The aim of this blog is to serve as a meeting point to those who study or have studied English philology and, more broadly, to all those who love literature and language.

15 Jul 2008


Now that study time is over but many of the books, authors, linguistic concepts… seen in these last five years not yet forgotten, I think of the subjects I took in Filología Inglesa at the UNED as the landscape I could see at a particular stage of this 'academic journey'. It is true that a huge amount of all those pieces of knowledge that were so familiar throughout a term seemed to vanish all of a sudden, as soon as the exam was done and grades were published, but it is not less certain that others remain, if not as clear as they used to appear, at least as remembrances of old acquaintances or, more difficult to discern, blurred and integrated as part of a recently revised mental model.

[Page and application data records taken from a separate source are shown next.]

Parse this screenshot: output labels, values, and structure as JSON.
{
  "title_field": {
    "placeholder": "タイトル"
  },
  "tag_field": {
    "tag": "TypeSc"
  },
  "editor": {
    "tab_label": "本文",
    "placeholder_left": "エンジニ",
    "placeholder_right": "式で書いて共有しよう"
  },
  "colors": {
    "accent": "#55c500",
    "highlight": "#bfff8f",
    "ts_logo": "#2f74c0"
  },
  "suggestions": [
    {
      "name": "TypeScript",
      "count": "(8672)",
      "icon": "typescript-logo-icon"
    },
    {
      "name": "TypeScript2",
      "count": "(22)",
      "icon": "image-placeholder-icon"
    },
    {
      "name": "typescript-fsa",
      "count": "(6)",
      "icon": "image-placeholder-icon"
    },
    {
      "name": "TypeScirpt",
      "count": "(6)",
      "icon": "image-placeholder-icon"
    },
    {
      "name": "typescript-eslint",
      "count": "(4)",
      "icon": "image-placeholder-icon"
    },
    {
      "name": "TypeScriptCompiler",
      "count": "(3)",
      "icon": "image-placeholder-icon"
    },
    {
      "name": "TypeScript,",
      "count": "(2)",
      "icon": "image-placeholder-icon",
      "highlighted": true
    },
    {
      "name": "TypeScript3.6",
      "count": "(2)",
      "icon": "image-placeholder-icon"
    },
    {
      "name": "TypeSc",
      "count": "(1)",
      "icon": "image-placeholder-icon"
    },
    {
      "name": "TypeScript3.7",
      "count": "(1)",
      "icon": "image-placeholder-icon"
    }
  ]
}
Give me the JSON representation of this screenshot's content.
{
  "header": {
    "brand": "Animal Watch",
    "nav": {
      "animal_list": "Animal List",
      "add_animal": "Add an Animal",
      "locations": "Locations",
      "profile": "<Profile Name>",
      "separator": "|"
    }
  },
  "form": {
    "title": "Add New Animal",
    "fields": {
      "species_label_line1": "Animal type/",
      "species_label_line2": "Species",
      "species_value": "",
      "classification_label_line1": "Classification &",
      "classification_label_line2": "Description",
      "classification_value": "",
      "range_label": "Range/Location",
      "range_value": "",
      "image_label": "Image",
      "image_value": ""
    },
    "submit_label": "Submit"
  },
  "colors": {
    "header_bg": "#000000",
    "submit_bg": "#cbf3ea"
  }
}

Anyway, I'd like now to look back for a moment and talk about my favourite subjects (trying to recall just the good things and omit all that was dull, hard to learn or too puzzling regarding its organisation) and I'll take Semántica y Lexicografía Inglesa for a start. I remember especially enjoying two issues included in that course: Prototype Theory, about how "natural conceptual categories are structured around the 'best' examples or prototypes of the categories, and that other items are assimilated to a category according to whether they sufficiently resemble the prototype or not" (Cruse 2004, p.129) and the sections devoted to Metaphor. I found the reflections on the latter issue really interesting. Metaphors were analysed as conceptual in nature, far from the approach as a mere stylistic resource. It is amazing to discover all the variety of expressions produced from parallelisms such as LIFE IS A JOURNEY, ARGUMENT IS WAR or ANGER IS HEAT OF FLUID IN CONTAINER.


  1. I had the idea that SEMANTICS did not captivate me but now that I revise concepts like prototype theory I think what I did not like about it had more to do with the way it was presented, at least in my year, than with the contents of it, lots of pages to photocopy from the Cruse and Saeed books if you did not buy them and also the two parts of the exam, one being a multiple choice test, rather than the contents.

    I also remember enjoying paradigmatic and syntagmatic relations, Speech Acts and so on. The fact that I took PRAGMATICS the following year makes me think so.


  2. I´m sorry very much, believe me. I would like not to think this way but I can´t help it. With many aspects of Linguistics my attitude is a little skeptical. I mean, all right: "natural conceptual categories are structured around the 'best' examples or prototypes of the categories, and that other items are assimilated to a category according to whether they sufficiently resemble the prototype or not" That´s true, so what? In which way this unquestionable axiom affects life, or my use of language or whatever?
    It seems to me that what linguistics does is, often, just ‘describe the landscape’. For example, you are with your mate, your best friend or your favourite pet, watching the landscape at dusk, by the sea. And she/he/it says:
    “Nice sunset, uh?”
    And you:
    “Yeeah, really nice!”
    And then, you both watch how the sun sets, slowly, peacefully… But, what does such clever comment add to the reality of the world that you were already seeing? I´m afraid that it happens the same with many linguistic statements.
    The Reluctant Grammarian

  3. Well, I’m not that sure that all linguistic studies are merely descriptive. If I mentioned ‘prototype theory’ as something I found interesting, it is because it opened my mind to a new way of looking at categories, linguistic of course because we deal with words but, above all, conceptual. To think about how concepts, and consequently language, are influenced by cultural or geographical conditions allows us to be more critical towards ‘absolutes’ and therefore more understanding towards others’ choice of words or points of view. But I also believe that this theory is just one approach as valid as other approaches such as the logical categorisations based on semantic features. Summarising, I’d say that description, analysis, attempts to explain mental and language phenomena… help understand a bit better (just a bit, it is true) the world around us in general and human behaviour in particular.